- _Work to complete_:
Every line in the data below that holds "TOPIC" should be found and copied.
-- Opening Marker --
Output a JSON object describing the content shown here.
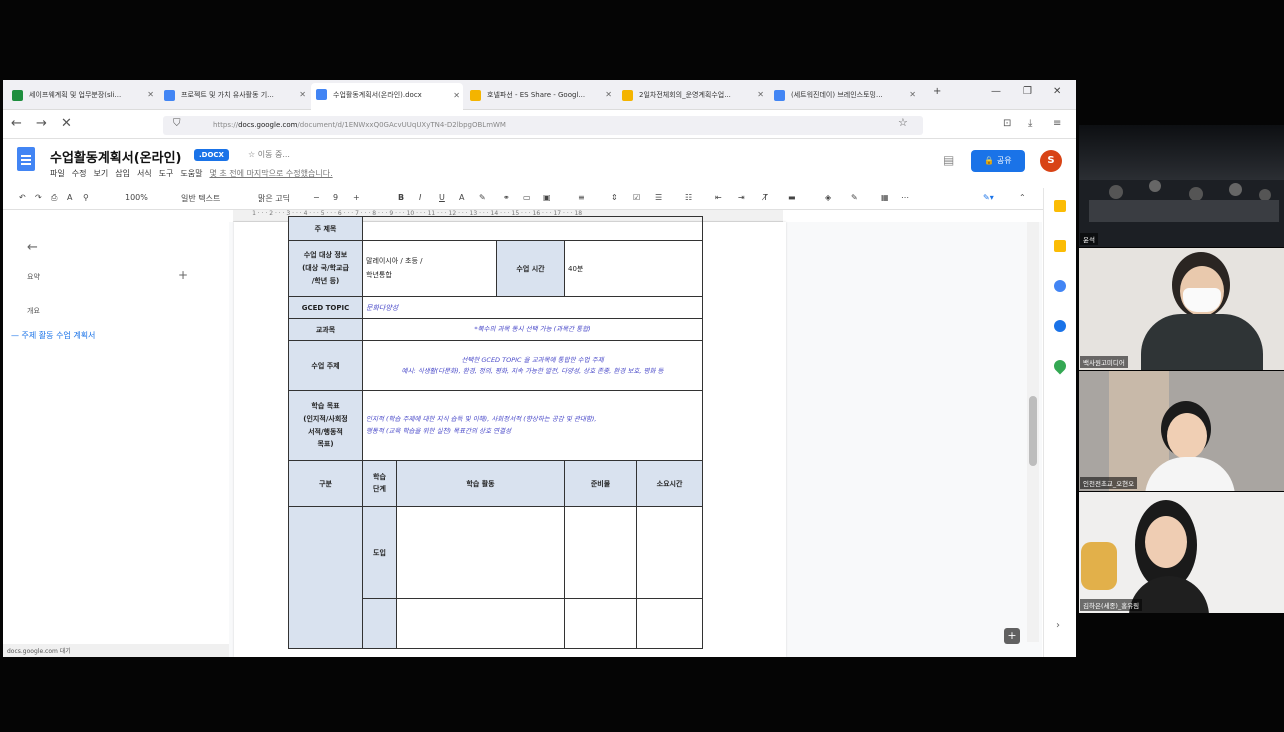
{
  "browser": {
    "tabs": [
      {
        "label": "세이프웨계획 및 업무분장(sli...",
        "color": "#1e8e3e",
        "active": false
      },
      {
        "label": "프로젝트 및 가치 유사활동 기...",
        "color": "#4285f4",
        "active": false
      },
      {
        "label": "수업활동계획서(온라인).docx",
        "color": "#4285f4",
        "active": true
      },
      {
        "label": "호넬파선 - ES Share - Googl...",
        "color": "#f4b400",
        "active": false
      },
      {
        "label": "2일차전체회의_운영계획수업...",
        "color": "#f4b400",
        "active": false
      },
      {
        "label": "(세트워진데이) 브레인스토밍...",
        "color": "#4285f4",
        "active": false
      }
    ],
    "url_prefix": "https://",
    "url_domain": "docs.google.com",
    "url_rest": "/document/d/1ENWxxQ0GAcvUUqUXyTN4-D2lbpgOBLmWM",
    "status": "docs.google.com 대기"
  },
  "docs": {
    "title": "수업활동계획서(온라인)",
    "badge": ".DOCX",
    "starred": "☆ 이동 중...",
    "menus": [
      "파일",
      "수정",
      "보기",
      "삽입",
      "서식",
      "도구",
      "도움말"
    ],
    "last_edit": "몇 초 전에 마지막으로 수정했습니다.",
    "share_label": "🔒 공유",
    "user_initial": "S",
    "toolbar": {
      "zoom": "100%",
      "style": "일반 텍스트",
      "font": "맑은 고딕",
      "size": "9"
    }
  },
  "outline": {
    "header": "요약",
    "label2": "개요",
    "item": "— 주제 활동 수업 계획서"
  },
  "table": {
    "row_title": {
      "label": "주 제목",
      "value": ""
    },
    "row_target": {
      "label": "수업 대상 정보\n(대상 국/학교급\n/학년 등)",
      "value": "말레이시아 / 초등 /\n학년통합",
      "time_label": "수업 시간",
      "time_value": "40분"
    },
    "row_gced": {
      "label": "GCED TOPIC",
      "value": "문화다양성"
    },
    "row_subject": {
      "label": "교과목",
      "hint": "*복수의 과목 동시 선택 가능 (과목간 통합)"
    },
    "row_theme": {
      "label": "수업 주제",
      "hint": "선택한 GCED TOPIC 을 교과목에 통합한 수업 주제\n예시: 식생활(다문화), 환경, 정의, 평화, 지속 가능한 발전, 다양성, 상호 존중, 환경 보호, 평화 등"
    },
    "row_goal": {
      "label": "학습 목표\n(인지적/사회정\n서적/행동적\n목표)",
      "hint": "인지적 (학습 주제에 대한 지식 습득 및 이해), 사회정서적 (향상하는 공감 및 관대함),\n행동적 (교육 학습을 위한 실천) 목표간의 상호 연결성"
    },
    "headers": {
      "gubun": "구분",
      "step": "학습\n단계",
      "activity": "학습 활동",
      "prep": "준비물",
      "time": "소요시간"
    },
    "step_intro": "도입"
  },
  "participants": [
    {
      "name": "윤석"
    },
    {
      "name": "백사원고미디어"
    },
    {
      "name": "인천전초교_오현오"
    },
    {
      "name": "김하은(세종)_홍유림"
    }
  ]
}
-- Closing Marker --
- _Answer to this problem_:
      "label": "GCED TOPIC",
      "hint": "선택한 GCED TOPIC 을 교과목에 통합한 수업 주제\n예시: 식생활(다문화), 환경, 정의, 평화, 지속 가능한 발전, 다양성, 상호 존중, 환경 보호, 평화 등"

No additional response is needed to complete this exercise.